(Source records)
--
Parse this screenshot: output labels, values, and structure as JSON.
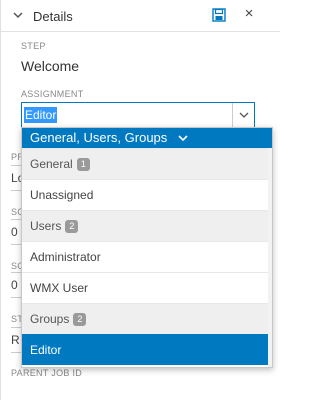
{
  "header": {
    "title": "Details",
    "close_label": "×"
  },
  "step": {
    "label": "STEP",
    "value": "Welcome"
  },
  "assignment": {
    "label": "ASSIGNMENT",
    "value": "Editor"
  },
  "background": {
    "label_pr": "PR",
    "field1_text": "Lo",
    "label_sc1": "SC",
    "field2_text": "0",
    "label_sc2": "SC",
    "field3_text": "0",
    "label_st": "STA",
    "field4_text": "R",
    "label_parent": "PARENT JOB ID"
  },
  "dropdown": {
    "filter_text": "General, Users, Groups",
    "items": [
      {
        "label": "General",
        "badge": "1",
        "type": "group"
      },
      {
        "label": "Unassigned",
        "badge": "",
        "type": "item"
      },
      {
        "label": "Users",
        "badge": "2",
        "type": "group"
      },
      {
        "label": "Administrator",
        "badge": "",
        "type": "item"
      },
      {
        "label": "WMX User",
        "badge": "",
        "type": "item"
      },
      {
        "label": "Groups",
        "badge": "2",
        "type": "group"
      },
      {
        "label": "Editor",
        "badge": "",
        "type": "selected"
      }
    ]
  },
  "colors": {
    "accent": "#0079c1",
    "selection": "#3399ff",
    "group_bg": "#efefef"
  }
}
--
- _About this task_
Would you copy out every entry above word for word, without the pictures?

- _Response to the exercise_
Parse this screenshot: output labels, values, and structure as JSON.
{
  "header": {
    "title": "Details",
    "close_label": "×"
  },
  "step": {
    "label": "STEP",
    "value": "Welcome"
  },
  "assignment": {
    "label": "ASSIGNMENT",
    "value": "Editor"
  },
  "background": {
    "label_pr": "PR",
    "field1_text": "Lo",
    "label_sc1": "SC",
    "field2_text": "0",
    "label_sc2": "SC",
    "field3_text": "0",
    "label_st": "STA",
    "field4_text": "R",
    "label_parent": "PARENT JOB ID"
  },
  "dropdown": {
    "filter_text": "General, Users, Groups",
    "items": [
      {
        "label": "General",
        "badge": "1",
        "type": "group"
      },
      {
        "label": "Unassigned",
        "badge": "",
        "type": "item"
      },
      {
        "label": "Users",
        "badge": "2",
        "type": "group"
      },
      {
        "label": "Administrator",
        "badge": "",
        "type": "item"
      },
      {
        "label": "WMX User",
        "badge": "",
        "type": "item"
      },
      {
        "label": "Groups",
        "badge": "2",
        "type": "group"
      },
      {
        "label": "Editor",
        "badge": "",
        "type": "selected"
      }
    ]
  },
  "colors": {
    "accent": "#0079c1",
    "selection": "#3399ff",
    "group_bg": "#efefef"
  }
}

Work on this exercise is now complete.